What Is the Role of a Chaplain in Cancer Care?

Libby Boatwright, D.Min, BCC
April 5, 2016
Libby Boatwright, D.Min, BCC

The Rev. Libby Boatwright, D.Min, BCC, is Chaplain for Outpatient Oncology Palliative Medicine for Stanford Health Care in Palo Alto, California.

As a chaplain on a palliative care team, I have a special role in patient care. Chaplains address a patient’s concerns around the sacred, existential questions and spiritual pain. share on twitter  A chaplain might reawaken an embedded faith and rediscover a way for the patient to make use of the inspiration they once knew. Or a chaplain might seek to go deeper with a patient who is uncomfortable talking about the faith from their childhood. As interfaith chaplains, we honor all faiths, cultures, and those who seek inspiration and meaning from elsewhere.
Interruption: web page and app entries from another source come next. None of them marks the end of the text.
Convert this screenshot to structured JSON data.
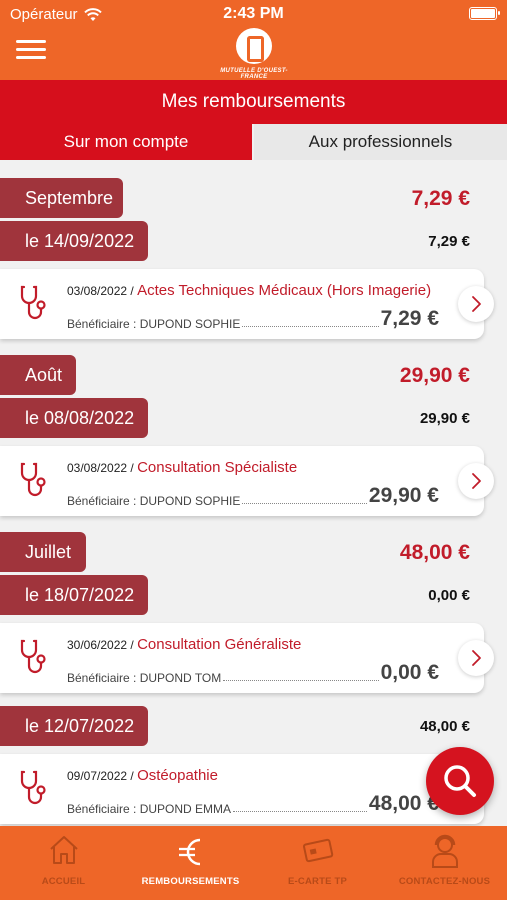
{
  "status_bar": {
    "carrier": "Opérateur",
    "time": "2:43 PM"
  },
  "header": {
    "logo_text": "MUTUELLE D'OUEST-FRANCE",
    "title": "Mes remboursements"
  },
  "tabs": [
    {
      "label": "Sur mon compte",
      "active": true
    },
    {
      "label": "Aux professionnels",
      "active": false
    }
  ],
  "months": [
    {
      "label": "Septembre",
      "total": "7,29 €"
    },
    {
      "label": "Août",
      "total": "29,90 €"
    },
    {
      "label": "Juillet",
      "total": "48,00 €"
    }
  ],
  "payments": [
    {
      "date": "le 14/09/2022",
      "total": "7,29 €",
      "care_date": "03/08/2022",
      "act": "Actes Techniques Médicaux (Hors Imagerie)",
      "beneficiary": "Bénéficiaire : DUPOND SOPHIE",
      "amount": "7,29 €"
    },
    {
      "date": "le 08/08/2022",
      "total": "29,90 €",
      "care_date": "03/08/2022",
      "act": "Consultation Spécialiste",
      "beneficiary": "Bénéficiaire : DUPOND SOPHIE",
      "amount": "29,90 €"
    },
    {
      "date": "le 18/07/2022",
      "total": "0,00 €",
      "care_date": "30/06/2022",
      "act": "Consultation Généraliste",
      "beneficiary": "Bénéficiaire : DUPOND TOM",
      "amount": "0,00 €"
    },
    {
      "date": "le 12/07/2022",
      "total": "48,00 €",
      "care_date": "09/07/2022",
      "act": "Ostéopathie",
      "beneficiary": "Bénéficiaire : DUPOND EMMA",
      "amount": "48,00 €"
    }
  ],
  "separator": " / ",
  "bottom_nav": [
    {
      "label": "ACCUEIL",
      "icon": "home-icon",
      "active": false
    },
    {
      "label": "REMBOURSEMENTS",
      "icon": "euro-icon",
      "active": true
    },
    {
      "label": "E-CARTE TP",
      "icon": "card-icon",
      "active": false
    },
    {
      "label": "CONTACTEZ-NOUS",
      "icon": "contact-icon",
      "active": false
    }
  ],
  "colors": {
    "brand_orange": "#ee6628",
    "brand_red": "#d60f1c",
    "tag_red": "#a0343c",
    "amount_red": "#c11c2a"
  }
}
Our work begins with a focus on the patient and the current situation, be it diagnosis, survivorship, or the news that the cancer cannot be treated. We then assess what might contribute to a patient’s stress and suffering.
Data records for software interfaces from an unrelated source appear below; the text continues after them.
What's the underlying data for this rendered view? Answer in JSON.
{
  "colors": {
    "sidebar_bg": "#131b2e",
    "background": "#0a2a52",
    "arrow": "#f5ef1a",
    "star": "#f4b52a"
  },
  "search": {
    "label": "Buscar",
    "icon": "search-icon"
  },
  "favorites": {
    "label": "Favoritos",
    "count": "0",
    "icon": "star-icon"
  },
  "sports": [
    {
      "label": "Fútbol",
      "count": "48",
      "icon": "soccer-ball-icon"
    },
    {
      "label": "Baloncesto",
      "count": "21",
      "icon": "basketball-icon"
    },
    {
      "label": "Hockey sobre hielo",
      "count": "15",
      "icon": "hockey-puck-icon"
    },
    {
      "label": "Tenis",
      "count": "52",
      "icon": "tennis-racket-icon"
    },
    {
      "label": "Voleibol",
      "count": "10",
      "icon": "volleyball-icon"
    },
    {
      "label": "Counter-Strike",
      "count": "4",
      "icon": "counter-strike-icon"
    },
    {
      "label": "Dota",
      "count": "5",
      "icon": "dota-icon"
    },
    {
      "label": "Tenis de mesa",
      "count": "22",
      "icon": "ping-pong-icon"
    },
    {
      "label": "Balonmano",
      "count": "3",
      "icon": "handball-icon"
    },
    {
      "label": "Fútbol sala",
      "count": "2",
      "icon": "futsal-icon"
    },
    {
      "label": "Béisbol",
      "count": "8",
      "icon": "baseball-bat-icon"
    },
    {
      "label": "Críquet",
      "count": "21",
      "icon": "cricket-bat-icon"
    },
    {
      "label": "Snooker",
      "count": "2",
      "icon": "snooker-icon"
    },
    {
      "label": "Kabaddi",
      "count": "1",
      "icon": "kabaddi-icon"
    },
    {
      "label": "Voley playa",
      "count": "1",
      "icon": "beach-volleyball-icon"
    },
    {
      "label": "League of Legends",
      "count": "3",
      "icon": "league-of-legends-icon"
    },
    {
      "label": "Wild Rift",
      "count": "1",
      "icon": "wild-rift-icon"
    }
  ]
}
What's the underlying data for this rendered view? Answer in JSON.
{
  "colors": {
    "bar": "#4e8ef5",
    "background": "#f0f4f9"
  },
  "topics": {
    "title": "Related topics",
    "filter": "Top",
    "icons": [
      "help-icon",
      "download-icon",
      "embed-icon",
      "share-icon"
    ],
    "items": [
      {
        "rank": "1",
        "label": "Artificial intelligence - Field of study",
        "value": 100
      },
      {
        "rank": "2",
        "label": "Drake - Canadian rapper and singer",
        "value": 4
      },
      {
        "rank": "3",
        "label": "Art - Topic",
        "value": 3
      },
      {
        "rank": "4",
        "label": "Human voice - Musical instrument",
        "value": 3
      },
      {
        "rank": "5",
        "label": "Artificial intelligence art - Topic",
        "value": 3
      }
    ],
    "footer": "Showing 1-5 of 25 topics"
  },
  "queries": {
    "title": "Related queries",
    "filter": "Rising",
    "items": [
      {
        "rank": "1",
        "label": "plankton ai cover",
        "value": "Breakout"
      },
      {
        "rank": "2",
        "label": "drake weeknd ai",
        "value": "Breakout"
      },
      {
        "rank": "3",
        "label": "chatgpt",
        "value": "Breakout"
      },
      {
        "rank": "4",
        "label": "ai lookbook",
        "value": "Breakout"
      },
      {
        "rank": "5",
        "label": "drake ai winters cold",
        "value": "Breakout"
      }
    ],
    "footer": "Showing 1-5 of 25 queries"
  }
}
Chaplains are a unique part of the medical team. They are generally the one person a patient doesn’t have to see. Doctors, nurses, and therapists are all involved with physical symptoms. Chaplains are more involved with the internal struggles that others may not see: the wound of a lost job or loss of a child, the ache of absorbing the bad news of a diagnosis, the fear of being abandoned by family members or the faith community, the dread that prayer or meditation is no longer working or that God has punished them with melanoma or leukemia for past choices, the deep pain that often comes with forgiveness and regret. These are unseen pains that cannot be addressed with a stethoscope or scalpel. In contrast to the hands of a trained surgeon, our work is more like that of a gardener. Chaplains cultivate the soil, remove those things that hinder growth, and place seeds of inspiration to promote new beginnings—things that restore spiritual and emotional health.

So what might a chaplain ask a patient? The Spiritual Health Assessment, based on the “Healing the Four Dimensions of Spiritual Pain,” offers some suggestions:
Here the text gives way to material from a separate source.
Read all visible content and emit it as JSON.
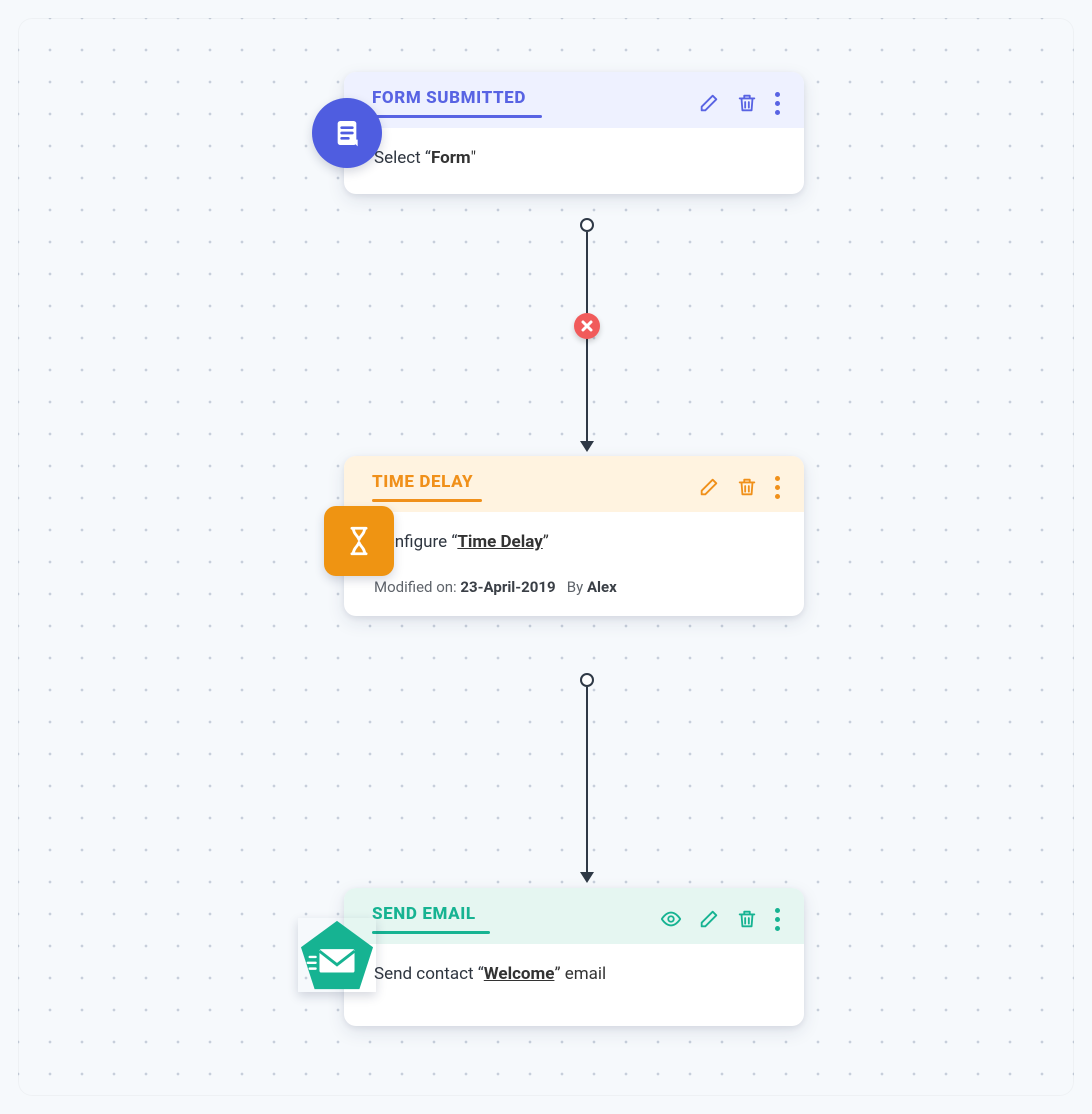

  • What is giving me life/energy right now?

  • Who or what keeps me from being fully alive?

  • Who or what do I need to forgive? From whom do I need to seek forgiveness?

  • Who or what means the most to me?

  • Who or what do I fear losing?

  • What dreams keep me alive?

  • What are my current inspirations?

  • Why might I feel depressed or hopeless?

  • What am I worried about?

  • What are the things I want to get done or have people remember me for?

  • Will my faith tradition play a role in the health care decisions I am making?

  • What are some of the services I will need at the end of life?

These open-ended questions bring awareness of spiritual pain. This is one of the first steps toward healing.

Then we often move from inner spiritual pain to the practical resources that may bring additional healing. Is there a religious community that might offer support with home visits, transportation, and rituals when the fatigue or nausea caused by chemotherapy sets in? Are there people who can help with errands, offer encouraging phone calls, or join in prayer? Who can coordinate these efforts? This kind of connection to a community fulfills the practical needs and often reaffirms the value of community because the patient is surrounded with proof of compassion.

A recent study has shown that there are 3 spiritual needs common to all people: the need for meaning and purpose, the need for love and relatedness, and the need for forgiveness. These needs also provide the foundation for many faith traditions. The chaplain explores these needs and discovers each patient’s individual spirituality and uniqueness. By giving the patient permission to pour out their heart’s concerns and pain, “the chaplain’s biggest gift is to be present and just listen.”1

References

  1. Source: Diane Johnson